[About this exercise] Write out every entry word for word.
[[ Data for review, beginning ]]
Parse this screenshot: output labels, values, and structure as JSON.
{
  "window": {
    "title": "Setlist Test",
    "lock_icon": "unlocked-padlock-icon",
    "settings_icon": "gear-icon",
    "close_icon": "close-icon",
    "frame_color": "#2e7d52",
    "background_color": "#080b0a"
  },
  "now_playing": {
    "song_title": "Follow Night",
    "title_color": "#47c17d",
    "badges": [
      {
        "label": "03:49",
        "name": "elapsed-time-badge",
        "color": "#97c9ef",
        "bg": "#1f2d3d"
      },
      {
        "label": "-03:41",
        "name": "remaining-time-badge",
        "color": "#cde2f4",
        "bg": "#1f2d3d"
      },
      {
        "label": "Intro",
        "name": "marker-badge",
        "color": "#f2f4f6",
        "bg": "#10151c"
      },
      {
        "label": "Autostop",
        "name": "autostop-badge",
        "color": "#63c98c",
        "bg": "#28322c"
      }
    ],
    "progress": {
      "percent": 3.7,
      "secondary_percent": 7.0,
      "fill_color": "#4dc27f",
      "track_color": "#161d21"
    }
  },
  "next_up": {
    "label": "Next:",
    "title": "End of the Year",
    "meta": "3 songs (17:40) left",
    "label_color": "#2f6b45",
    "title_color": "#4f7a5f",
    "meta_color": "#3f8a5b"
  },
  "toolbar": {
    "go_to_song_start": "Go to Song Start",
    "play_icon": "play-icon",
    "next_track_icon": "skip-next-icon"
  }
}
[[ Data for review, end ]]
[Solution for this task]
Parse this screenshot: output labels, values, and structure as JSON.
{
  "window": {
    "title": "Setlist Test",
    "lock_icon": "unlocked-padlock-icon",
    "settings_icon": "gear-icon",
    "close_icon": "close-icon",
    "frame_color": "#2e7d52",
    "background_color": "#080b0a"
  },
  "now_playing": {
    "song_title": "Follow Night",
    "title_color": "#47c17d",
    "badges": [
      {
        "label": "03:49",
        "name": "elapsed-time-badge",
        "color": "#97c9ef",
        "bg": "#1f2d3d"
      },
      {
        "label": "-03:41",
        "name": "remaining-time-badge",
        "color": "#cde2f4",
        "bg": "#1f2d3d"
      },
      {
        "label": "Intro",
        "name": "marker-badge",
        "color": "#f2f4f6",
        "bg": "#10151c"
      },
      {
        "label": "Autostop",
        "name": "autostop-badge",
        "color": "#63c98c",
        "bg": "#28322c"
      }
    ],
    "progress": {
      "percent": 3.7,
      "secondary_percent": 7.0,
      "fill_color": "#4dc27f",
      "track_color": "#161d21"
    }
  },
  "next_up": {
    "label": "Next:",
    "title": "End of the Year",
    "meta": "3 songs (17:40) left",
    "label_color": "#2f6b45",
    "title_color": "#4f7a5f",
    "meta_color": "#3f8a5b"
  },
  "toolbar": {
    "go_to_song_start": "Go to Song Start",
    "play_icon": "play-icon",
    "next_track_icon": "skip-next-icon"
  }
}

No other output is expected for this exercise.